Ruptured carburettor diaphragms.

Cracked front cross-member.

Seized rear universal joint.

Gearbox jammed in two gears.

Tore the internal spline out of the clutch friction plate.

Clutch thrust bearing failed.

Main plug in underdash wiring harness burnt out.

Drivers front window broke whilst closing the door.

Rear brake cylinders leaking.

Snapped pinion in differential.

Spun number four big end bearing.

Front timing cover seal wore out.

Radiator re-core.

Snapped front sway bar.

Rust in near side rear quarter panel.

Rust perforations in fuel tank.

General Comments:

A powerful car, given the size of the engine.

Reasonably predictable handling, although the vehicle does tend to go from understeer to oversteer at off camber corners without warning, especially at speed.

Vehicle has no camber adjustment on front axle.

Vehicle has too much positive camber for high speed operation.

The vehicle has incorrect Ackerman angle in relation to the front end geometry.

The comfort level of the vehicle is quite good.

The vehicle was quite reliable, despite all of the above problems, which only happened over the first six months of ownership.

Parts are very cheap and easy to obtain.

Performance upgrades, including suspension modifications are straightforward and available.

Would you buy another car from this manufacturer? Yes

Review Date: 22nd July, 2004

10th Oct 2005, 07:17

I think the Hustler is a smaller version of the Chrysler Pacer (Australian made 70's).

I wish I was in England so I could get a hold of a decent Hillman Hustler or GT.

28th Jun 2008, 05:14

I use to own a Hustler here in Australia it was fitted with a 245 Hemi motor and was cut up into a drag car. The thing would have went like all hell only been so light not much in the car. And having a big Hemi 6...

10th Jun 2009, 02:01

I was thinking of buying one of these cars. Would it be recommended given all the things that have gone wrong in the above? I would not be able to work on the car myself and would need to get everything fixed by a mechanic, but I love old cars. I wanted to fix the thing up and make it real classy.

Thanks!

Lisa.

17th Jan 2010, 06:18

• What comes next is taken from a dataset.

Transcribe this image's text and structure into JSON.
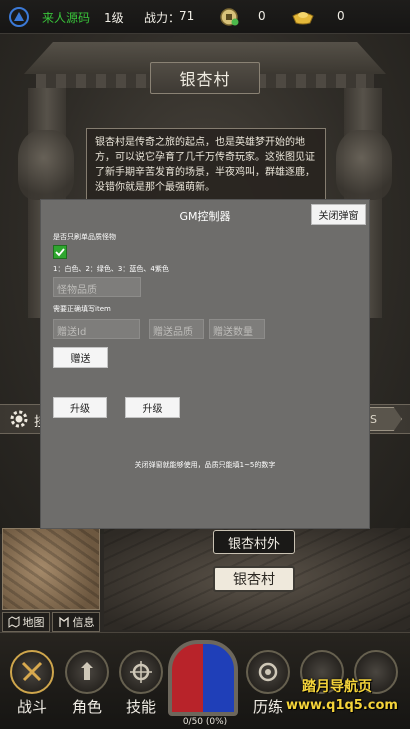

Lisa.. It's probably a little late to answer your posting. I have a 1961 Sunbeam Alpine that is very similar, mechanically to the Hunter, and I use it on almost a daily basis. So long as you are aware of the limitations of a "classic" daily drive, the Hunter should do the job. Join the Hillman club, good for spares and advise. Also quite a few modifications can be done to make the car more usable.

I have just bought a 1973 Kombi that I will fit out as a weekend touring vehicle, and my partner is selling her 2002 Camry to buy a 1970's VW T3 squareback as a daily driver. Old cars have much more character and can be made suitable for daily use.

Chris.

30th Jun 2011, 07:10

The sporty twin carb Hunter Hustlers (Baby version of Aussie Valiant Pacers) and Royal 660s (Baby version of Aussie Valiant Regal 770s) were both uniquely Australian.

CHECK OUT: www.southernhemimedia.com/hillman_hunters_23.html

Cheers, Jeff :)

Average review marks: 6.3 / 10, based on 13 reviews